The number of companies that are switching on to mobile computing is growing day by day, and as a result the laptop is becoming an increasingly familiar part of our everyday business routine. In fact a recent survey pointed to the fact that as much as 60% of companies now use laptops as their primary system.
There’s no doubt that the static office is being consigned to the scrapheap as mobile working becomes the norm in businesses across the globe. But whilst there are undoubted benefits to this new way of working, the mobile office does have its pitfalls, chief amongst which is data security.
A new threat
We’ve all read the scare stories of lost or stolen laptops and unencrypted storage devices left on public transport. But whilst there is an undoubted cost to companies’ reputations with these situations, the security threat posed by lost data is even more costly. A recent report listed the average cost of a lost or stolen laptop at $50 000 and suggested that 30% of respondents value the data on their laptop or desktop at over $25 000.
And it’s not just lost devices that are giving companies a headache. The increased risk of data being accessed from behind the confines of the company firewall is also an increasing worry at a time when businesses are facing the ever-present threat of cyber-crime.
The problem is that whilst our working practices have changed rapidly, our security solutions have not. The same technologies for network security have been used by companies for the past 20 years, which rely on building software defences in ever more complex layers. Not only is this aged and inadequate methodology struggling to cope with the ever-evolving threat of cyber crime, but it is also being deployed to defend systems in a radically changed and evolving network environment.
Securing the system
Within the bricks and mortar of company premises, it’s very easy to secure endpoint devices and all but guarantee that machines haven’t been compromised. But, with an increasing number of mobile devices accessing data externally, it can be difficult to confirm that these have not been tampered with by a third party.
A strong foundation of trust in all endpoint devices is crucial then but traditional software based systems are not able to provide this fully. There is, however, another solution. The Trusted Platform Module, a security chip attached to a computer’s motherboard, can establish automatic and transparent authentication of known network devices and users.
Because the TPM chip is physically part of the device, it is uniquely suited for creating and verifying strong device identities and ensuring only authorised access to networks. The TPM helps enforce “only known devices on my network” and if the thieves cannot get on the network with an untrusted device, they cannot steal anything from the enterprise.

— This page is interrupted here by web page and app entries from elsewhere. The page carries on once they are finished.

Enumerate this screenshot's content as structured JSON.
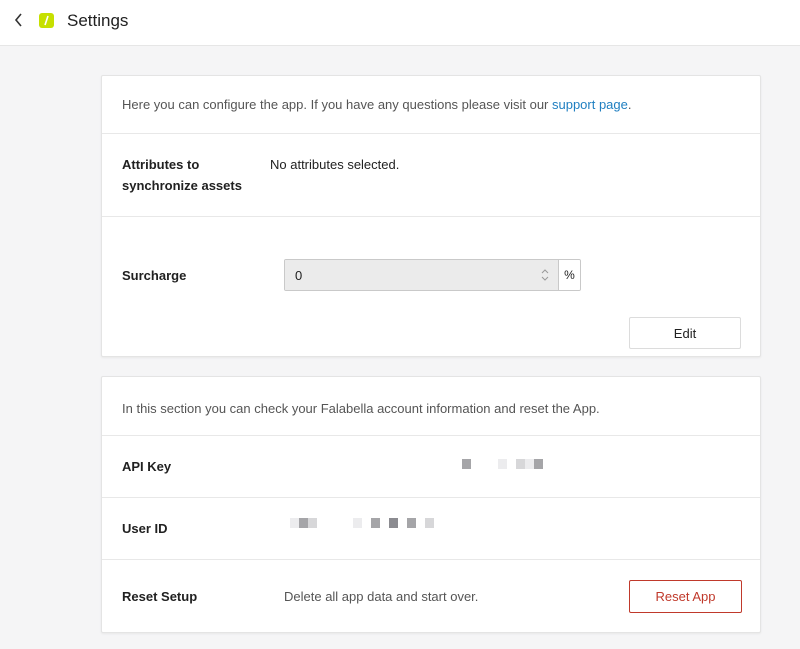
{
  "header": {
    "back_icon": "chevron-left-icon",
    "logo_icon": "falabella-logo-icon",
    "title": "Settings"
  },
  "config_card": {
    "intro_text": "Here you can configure the app. If you have any questions please visit our ",
    "intro_link": "support page",
    "intro_end": ".",
    "attributes": {
      "label_line1": "Attributes to",
      "label_line2": "synchronize assets",
      "value": "No attributes selected."
    },
    "surcharge": {
      "label": "Surcharge",
      "value": "0",
      "unit": "%"
    },
    "edit_button": "Edit"
  },
  "account_card": {
    "intro_text": "In this section you can check your Falabella account information and reset the App.",
    "api_key": {
      "label": "API Key"
    },
    "user_id": {
      "label": "User ID"
    },
    "reset": {
      "label": "Reset Setup",
      "description": "Delete all app data and start over.",
      "button": "Reset App"
    }
  },
  "colors": {
    "link": "#1f7fc1",
    "danger": "#c0392b",
    "logo": "#c6e000"
  }
}
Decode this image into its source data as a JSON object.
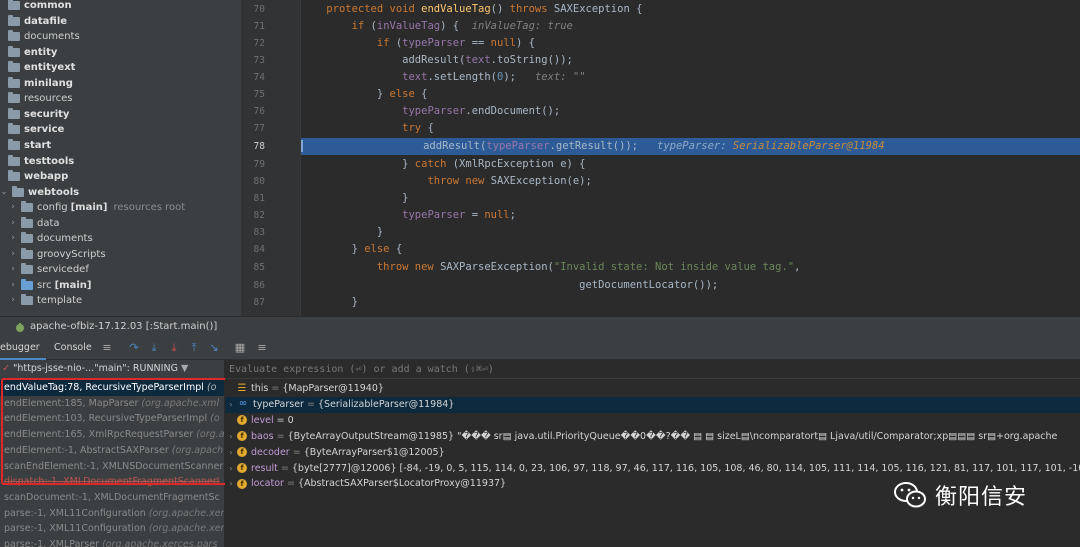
{
  "project_tree": {
    "items": [
      {
        "label": "common",
        "bold": true,
        "indent": 0
      },
      {
        "label": "datafile",
        "bold": true,
        "indent": 0
      },
      {
        "label": "documents",
        "bold": false,
        "indent": 0
      },
      {
        "label": "entity",
        "bold": true,
        "indent": 0
      },
      {
        "label": "entityext",
        "bold": true,
        "indent": 0
      },
      {
        "label": "minilang",
        "bold": true,
        "indent": 0
      },
      {
        "label": "resources",
        "bold": false,
        "indent": 0
      },
      {
        "label": "security",
        "bold": true,
        "indent": 0
      },
      {
        "label": "service",
        "bold": true,
        "indent": 0
      },
      {
        "label": "start",
        "bold": true,
        "indent": 0
      },
      {
        "label": "testtools",
        "bold": true,
        "indent": 0
      },
      {
        "label": "webapp",
        "bold": true,
        "indent": 0
      },
      {
        "label": "webtools",
        "bold": true,
        "indent": 0,
        "expanded": true
      },
      {
        "label": "config",
        "tag": "[main]",
        "sub": "resources root",
        "bold": false,
        "indent": 1
      },
      {
        "label": "data",
        "bold": false,
        "indent": 1
      },
      {
        "label": "documents",
        "bold": false,
        "indent": 1
      },
      {
        "label": "groovyScripts",
        "bold": false,
        "indent": 1
      },
      {
        "label": "servicedef",
        "bold": false,
        "indent": 1
      },
      {
        "label": "src",
        "tag": "[main]",
        "bold": false,
        "indent": 1,
        "blue": true
      },
      {
        "label": "template",
        "bold": false,
        "indent": 1
      }
    ]
  },
  "editor": {
    "line_numbers": [
      "70",
      "71",
      "72",
      "73",
      "74",
      "75",
      "76",
      "77",
      "78",
      "79",
      "80",
      "81",
      "82",
      "83",
      "84",
      "85",
      "86",
      "87"
    ],
    "current_line": "78",
    "hints": {
      "in_value_tag": "inValueTag: true",
      "text_hint": "text: \"\"",
      "type_parser_hint_name": "typeParser:",
      "type_parser_hint_value": "SerializableParser@11984"
    }
  },
  "debugger": {
    "run_config": "apache-ofbiz-17.12.03 [:Start.main()]",
    "tabs": {
      "debugger": "ebugger",
      "console": "Console"
    },
    "thread_selector": "\"https-jsse-nio-...\"main\": RUNNING",
    "eval_placeholder": "Evaluate expression (⏎) or add a watch (⇧⌘⏎)",
    "frames": [
      {
        "method": "endValueTag:78, RecursiveTypeParserImpl",
        "pkg": "(o",
        "selected": true
      },
      {
        "method": "endElement:185, MapParser",
        "pkg": "(org.apache.xml"
      },
      {
        "method": "endElement:103, RecursiveTypeParserImpl",
        "pkg": "(o"
      },
      {
        "method": "endElement:165, XmlRpcRequestParser",
        "pkg": "(org.a"
      },
      {
        "method": "endElement:-1, AbstractSAXParser",
        "pkg": "(org.apach"
      },
      {
        "method": "scanEndElement:-1, XMLNSDocumentScanner",
        "pkg": ""
      },
      {
        "method": "dispatch:-1, XMLDocumentFragmentScannerI",
        "pkg": "",
        "strike": true
      },
      {
        "method": "scanDocument:-1, XMLDocumentFragmentSc",
        "pkg": ""
      },
      {
        "method": "parse:-1, XML11Configuration",
        "pkg": "(org.apache.xer"
      },
      {
        "method": "parse:-1, XML11Configuration",
        "pkg": "(org.apache.xer"
      },
      {
        "method": "parse:-1, XMLParser",
        "pkg": "(org.apache.xerces.pars"
      }
    ],
    "variables": [
      {
        "icon": "bars",
        "name": "this",
        "value": "{MapParser@11940}"
      },
      {
        "icon": "oo",
        "name": "typeParser",
        "value": "{SerializableParser@11984}",
        "selected": true,
        "expandable": true
      },
      {
        "icon": "f",
        "name": "level",
        "value": "= 0"
      },
      {
        "icon": "f",
        "name": "baos",
        "value": "{ByteArrayOutputStream@11985} \"��� sr▤ java.util.PriorityQueue��0��?�� ▤ ▤ sizeL▤\\ncomparatort▤ Ljava/util/Comparator;xp▤▤▤ sr▤+org.apache",
        "expandable": true
      },
      {
        "icon": "f",
        "name": "decoder",
        "value": "{ByteArrayParser$1@12005}",
        "expandable": true
      },
      {
        "icon": "f",
        "name": "result",
        "value": "{byte[2777]@12006} [-84, -19, 0, 5, 115, 114, 0, 23, 106, 97, 118, 97, 46, 117, 116, 105, 108, 46, 80, 114, 105, 111, 114, 105, 116, 121, 81, 117, 101, 117, 101, -108, -38, 48, -",
        "expandable": true
      },
      {
        "icon": "f",
        "name": "locator",
        "value": "{AbstractSAXParser$LocatorProxy@11937}",
        "expandable": true
      }
    ]
  },
  "watermark": {
    "text": "衡阳信安",
    "color": "#ffffff"
  },
  "colors": {
    "highlight": "#e02828",
    "exec_line": "#2d5b97",
    "accent": "#4a88c7"
  }
}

This form of in-device security offers the ideal marriage between the demands of mobile workers and the security needs of organisations. It is also already present in the vast majority of business PCs and laptops that are currently in use, which means that it’s also easy to implement. It is no surprise then that more organisation are turning to the benefits provided by adopting Trusted Computing standards.
In-device security can also provide a solution to safeguarding external drives. Self Encrypting Drives (SEDs) were one of the data security industry’s best-kept secrets, but are now being promoted by governments as a de facto standard.

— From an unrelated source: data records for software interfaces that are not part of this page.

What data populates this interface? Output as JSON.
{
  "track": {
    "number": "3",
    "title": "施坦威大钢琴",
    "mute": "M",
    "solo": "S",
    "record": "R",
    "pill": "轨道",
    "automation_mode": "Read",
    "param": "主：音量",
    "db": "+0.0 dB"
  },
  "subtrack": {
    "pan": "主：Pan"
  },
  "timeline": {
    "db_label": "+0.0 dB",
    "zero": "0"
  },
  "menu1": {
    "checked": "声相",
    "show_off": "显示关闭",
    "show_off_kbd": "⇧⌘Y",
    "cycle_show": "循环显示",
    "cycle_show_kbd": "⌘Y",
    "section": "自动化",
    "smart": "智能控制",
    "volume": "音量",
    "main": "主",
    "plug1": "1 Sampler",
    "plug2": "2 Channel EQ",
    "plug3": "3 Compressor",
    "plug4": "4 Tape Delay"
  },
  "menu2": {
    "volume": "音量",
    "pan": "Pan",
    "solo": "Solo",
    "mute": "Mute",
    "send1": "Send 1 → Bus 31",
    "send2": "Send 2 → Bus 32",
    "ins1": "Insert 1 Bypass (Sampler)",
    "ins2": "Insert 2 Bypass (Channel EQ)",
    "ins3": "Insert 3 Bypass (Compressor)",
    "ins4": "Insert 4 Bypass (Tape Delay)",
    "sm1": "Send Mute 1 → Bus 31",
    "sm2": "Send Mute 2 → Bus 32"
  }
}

Not only are they easy to use, but they also do not interfere with a computer’s performance and importantly cannot be turned off. Over the average three-year lifetime of a laptop, SED management is just a third of the cost of a software management solution.

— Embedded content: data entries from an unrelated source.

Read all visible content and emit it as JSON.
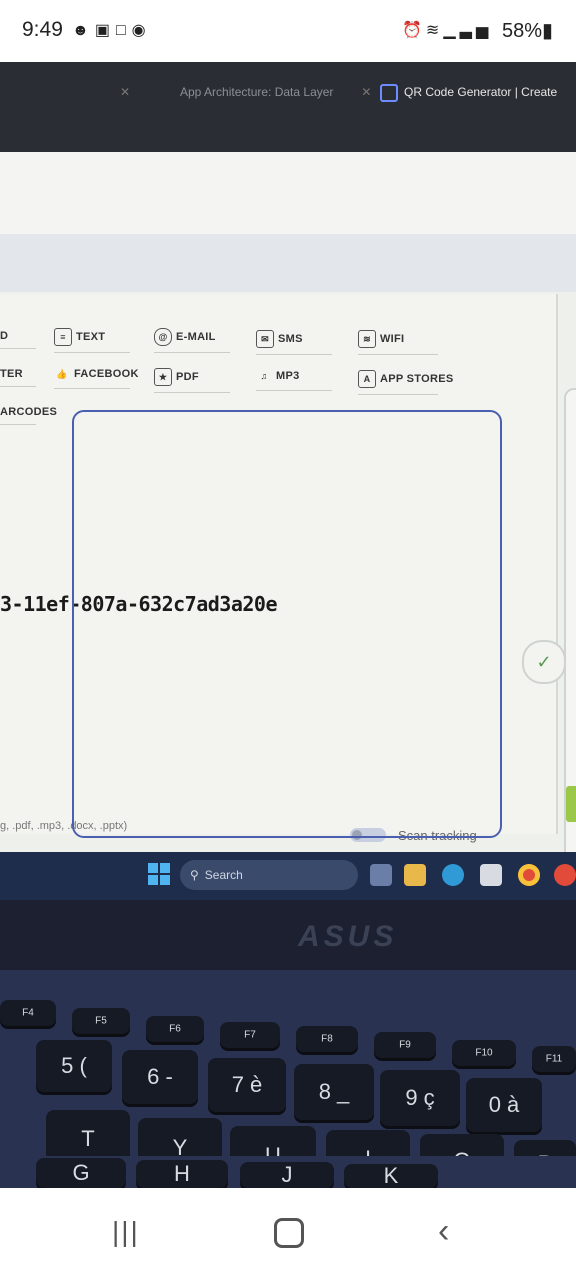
{
  "status_bar": {
    "time": "9:49",
    "battery": "58%",
    "left_icons": [
      "notification-icon",
      "image-icon",
      "screenshot-icon",
      "shazam-icon"
    ],
    "right_icons": [
      "alarm-icon",
      "wifi-icon",
      "signal-icon"
    ]
  },
  "browser": {
    "tabs": [
      {
        "label": "",
        "active": false
      },
      {
        "label": "App Architecture: Data Layer",
        "active": false
      },
      {
        "label": "QR Code Generator | Create",
        "active": true
      }
    ]
  },
  "qr_page": {
    "types_row1": [
      {
        "label": "D",
        "icon": "link-icon"
      },
      {
        "label": "TEXT",
        "icon": "text-icon"
      },
      {
        "label": "E-MAIL",
        "icon": "at-icon"
      },
      {
        "label": "SMS",
        "icon": "sms-icon"
      },
      {
        "label": "WIFI",
        "icon": "wifi-icon"
      }
    ],
    "types_row2": [
      {
        "label": "TER",
        "icon": "twitter-icon"
      },
      {
        "label": "FACEBOOK",
        "icon": "thumbs-up-icon"
      },
      {
        "label": "PDF",
        "icon": "pdf-icon"
      },
      {
        "label": "MP3",
        "icon": "music-note-icon"
      },
      {
        "label": "APP STORES",
        "icon": "app-store-icon"
      }
    ],
    "types_row3": [
      {
        "label": "ARCODES"
      }
    ],
    "uuid_text": "3-11ef-807a-632c7ad3a20e",
    "file_formats": "g, .pdf, .mp3, .docx, .pptx)",
    "scan_tracking_label": "Scan tracking"
  },
  "taskbar": {
    "search_label": "Search"
  },
  "laptop": {
    "brand": "ASUS"
  },
  "keyboard": {
    "fn_row": [
      "F4",
      "F5",
      "F6",
      "F7",
      "F8",
      "F9",
      "F10",
      "F11"
    ],
    "num_row": [
      "5 (",
      "6 -",
      "7 è",
      "8 _",
      "9 ç",
      "0 à"
    ],
    "letter_row": [
      "T",
      "Y",
      "U",
      "I",
      "O",
      "P"
    ],
    "home_row": [
      "G",
      "H",
      "J",
      "K"
    ]
  }
}
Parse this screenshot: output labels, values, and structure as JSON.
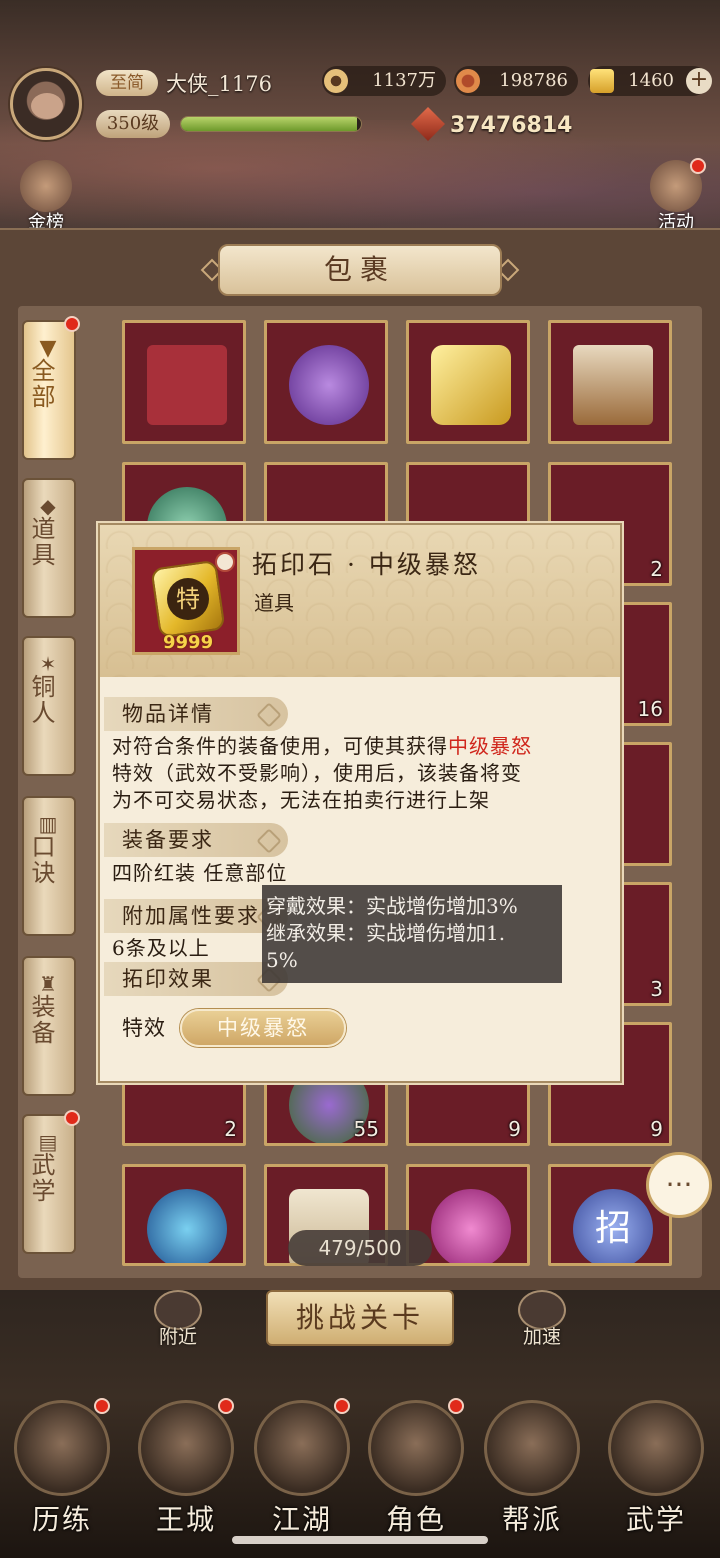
{
  "header": {
    "vip_label": "至简",
    "player_name": "大侠_1176",
    "level": "350级",
    "exp_progress": 0.98,
    "currency_coin": "1137万",
    "currency_copper": "198786",
    "currency_gold": "1460",
    "plus": "+",
    "power": "37476814",
    "top_left_icon_label": "金榜",
    "top_right_icon_label": "活动"
  },
  "bag": {
    "title": "包裹",
    "capacity": "479/500",
    "tabs": [
      {
        "label": "全部",
        "active": true,
        "dot": true
      },
      {
        "label": "道具",
        "active": false,
        "dot": false
      },
      {
        "label": "铜人",
        "active": false,
        "dot": false
      },
      {
        "label": "口诀",
        "active": false,
        "dot": false
      },
      {
        "label": "装备",
        "active": false,
        "dot": false
      },
      {
        "label": "武学",
        "active": false,
        "dot": true
      }
    ],
    "slot_counts": {
      "r2c4": "2",
      "r3c4": "16",
      "r5c4": "3",
      "r6c1": "2",
      "r6c2": "55",
      "r6c3": "9",
      "r6c4": "9"
    },
    "slot7_glyph": "招"
  },
  "popup": {
    "item_name": "拓印石 · 中级暴怒",
    "item_type": "道具",
    "item_icon_glyph": "特",
    "item_icon_qty": "9999",
    "section_detail": "物品详情",
    "detail_line1_pre": "对符合条件的装备使用，可使其获得",
    "detail_line1_hl": "中级暴怒",
    "detail_line2": "特效（武效不受影响），使用后，该装备将变",
    "detail_line3": "为不可交易状态，无法在拍卖行进行上架",
    "section_equip_req": "装备要求",
    "equip_req_text": "四阶红装  任意部位",
    "section_attr_req": "附加属性要求",
    "attr_req_text": "6条及以上",
    "section_effect": "拓印效果",
    "effect_label": "特效",
    "effect_value": "中级暴怒",
    "tooltip_line1": "穿戴效果：实战增伤增加3%",
    "tooltip_line2": "继承效果：实战增伤增加1.",
    "tooltip_line3": "5%"
  },
  "bottom": {
    "challenge_label": "挑战关卡",
    "nearby_label": "附近",
    "speedup_label": "加速",
    "nav": [
      "历练",
      "王城",
      "江湖",
      "角色",
      "帮派",
      "武学"
    ]
  },
  "colors": {
    "accent_red": "#d0261c",
    "slot_bg": "#6a1d27",
    "slot_border": "#c9a566",
    "panel_bg": "#f6eddb"
  }
}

Current network and endpoint device security is focussed on the user. But there is strong evidence that many employees switch off their company computers’ security systems, purely because of the detrimental impact it has on performance.
But what these employees fail to realise is that they are opening up company networks to cyber attack and potential data breach. SEDs are always on from the second they leave the factory though this encryption is completely transparent to the user. To protect data from theft the end user has to use a password. This password not only protects the data but also the media encryption keys, which means that companies can be assured that their data is safe even on a lost drive.
The point is to move the security focus from the user to the endpoint device. TPMs and SEDs provide the most robust defence of the device and ensure it is known and trusted on the network.
In a world where data protection is becoming an increasingly important concern – and one that is costing the worldwide economy up to $1trillion a year – the adoption of TPMs and SEDs, managed by policy-based network security management software solutions are the next step forward for organisations of all sizes.